A police spokeswoman said the officers were at the mine "to facilitate the entry of four cars carrying workers".
The vehicles were able to enter without incident, she said.
Daly, a close friend of family members, attended a meeting with families and Solid Energy at the Greymouth Police Station on Wednesday.
He said chief executive Tony King refused to meet the families' experts to discuss a drift re-entry.
"He was like a robot. He was saying exactly what he'd been told to say. We just asked him to listen to our experts and without blinking he said no. Just like that. It blew me away," he said.
King told media he met with the families at the suggestion of police to diffuse the situation. However, police say they only facilitated the meeting.

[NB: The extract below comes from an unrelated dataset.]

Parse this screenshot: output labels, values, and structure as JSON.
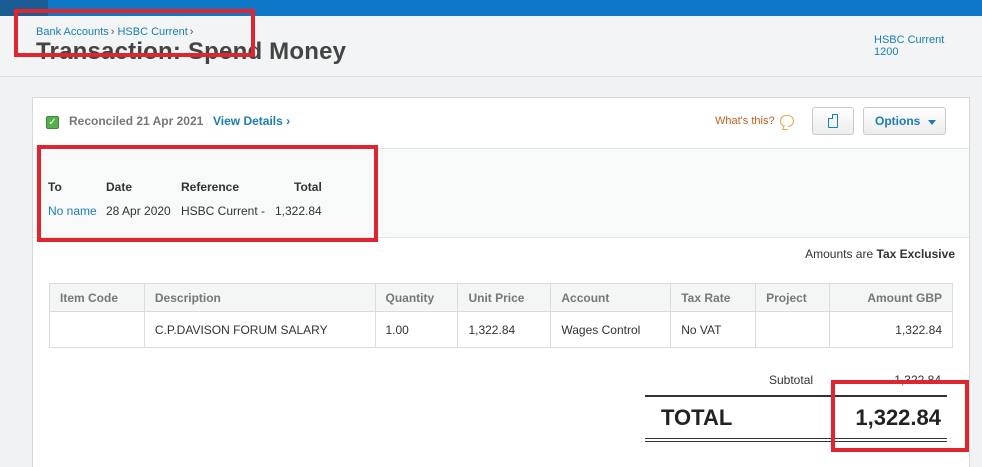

Solid Energy is sealing the mine with a 20-metre thick concrete wall to allow the area to be returned to the Department of Conservation for inclusion in the Paparoa National Park. The families say international experts and Mines Rescue say it is safe to enter the drift – a 2.5km tunnel leading into the mine. They believe it is possible to retrieve any bodies which may be in the drift.
Environment Minister Nick Smith previously said it was not safe to enter the mine because of high methane levels, a likelihood of further explosions and rock fall. He said the mine had never been safe because it only had one exit route.
"There will always be differences in opinion but the only opinion that matters is the person that has legal responsibility," he said.
Dame Fiona Kidman said she would join the protest on Friday.
The plan to permanently seal the mine was a "travesty which should anger all New Zealanders", she said.
"These families have stood bravely, now it's time for the rest of New Zealand to stand with them. That's why I'm going."